BUSINESSES in Jericho have welcomed the prospect of getting the area’s boatyard redeveloped.

It comes after news that discussions are set to take place next month over the sale of the boarded-up Castlemill boatyard.

Administrator PricewaterhouseCoopers has announced that it will meet the Jericho Wharf Trust (JWT) next month to try to end a 20-year row over the future of the site.

Since it ceased to operate as a working boatyard in 1992, there have been a number of proposals to redevelop the site at the bottom of Cardigan Street. The people of the area formed the JWT with the aim of buying the land themselves.

Once it gains ownership of the site, JWT intends to turn it into a public square with a new community centre, housing and a working boatyard.

Josh Mullett-Sadones, landlord of the nearby Old Bookbinders Ale House, said: “It will mean there will be more people coming into Jericho and it will be nice for there to be somewhere people can use as a social point, because there is nothing apart from Walton Street.”

Patricia Baker-Cassidy, of King Street gallery Art Jericho, agreed: “If it is developed, more people will go there, which is excellent.”

In 2009, the boatyard found itself in the hands of PWC when developer, Spring Residential, went into administration after purchasing the site but failing to get planning permission to redevelop it.

PWC spokesman Stephanie Howel said: “When we last met with the trust we outlined our hope that a more fruitful conversation would be possible in January 2013 and we have been able to offer such a meeting recently.”

Ms Howel said an asking price for the site had not yet been decided.

The JWT is made up of local bodies such as the local community association, St Barnabas Parochial Church Council and the Jericho Living Heritage Trust.
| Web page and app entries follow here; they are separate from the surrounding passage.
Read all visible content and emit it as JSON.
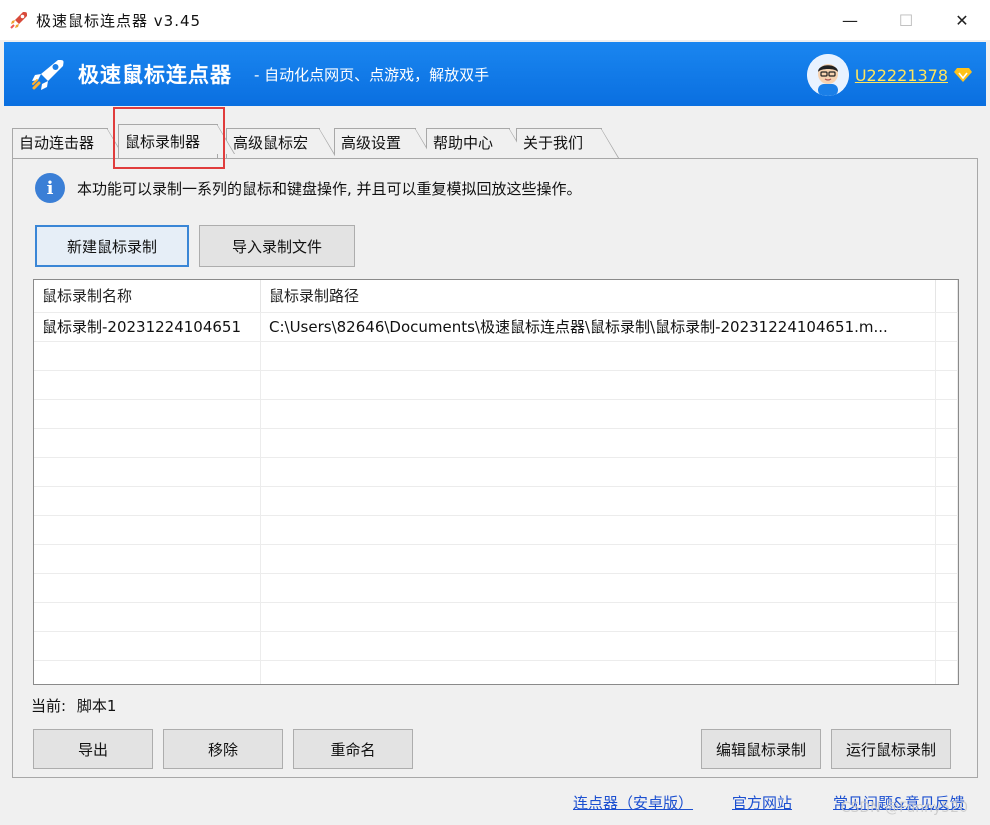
{
  "window": {
    "title": "极速鼠标连点器 v3.45",
    "minimize_glyph": "—",
    "maximize_glyph": "☐",
    "close_glyph": "✕"
  },
  "header": {
    "brand": "极速鼠标连点器",
    "slogan": "- 自动化点网页、点游戏，解放双手",
    "username": "U22221378",
    "accent_color": "#0a6fe0",
    "username_color": "#ffe55c"
  },
  "tabs": [
    {
      "label": "自动连击器"
    },
    {
      "label": "鼠标录制器"
    },
    {
      "label": "高级鼠标宏"
    },
    {
      "label": "高级设置"
    },
    {
      "label": "帮助中心"
    },
    {
      "label": "关于我们"
    }
  ],
  "active_tab": "鼠标录制器",
  "info": {
    "text": "本功能可以录制一系列的鼠标和键盘操作, 并且可以重复模拟回放这些操作。"
  },
  "actions": {
    "new_recording": "新建鼠标录制",
    "import_file": "导入录制文件"
  },
  "table": {
    "columns": [
      "鼠标录制名称",
      "鼠标录制路径"
    ],
    "rows": [
      {
        "name": "鼠标录制-20231224104651",
        "path": "C:\\Users\\82646\\Documents\\极速鼠标连点器\\鼠标录制\\鼠标录制-20231224104651.m..."
      }
    ]
  },
  "current": {
    "label": "当前:",
    "value": "脚本1"
  },
  "bottom_buttons": {
    "export": "导出",
    "remove": "移除",
    "rename": "重命名",
    "edit": "编辑鼠标录制",
    "run": "运行鼠标录制"
  },
  "footer": {
    "android": "连点器（安卓版）",
    "website": "官方网站",
    "faq": "常见问题&意见反馈"
  },
  "watermark": "CSDN @Funny520"
}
JWT vice-chairman Tony Joyce, who is also a member of the Jericho Living Heritage Trust, said: “I very much hope that this will be the start of negotiations to purchase the boatyard.”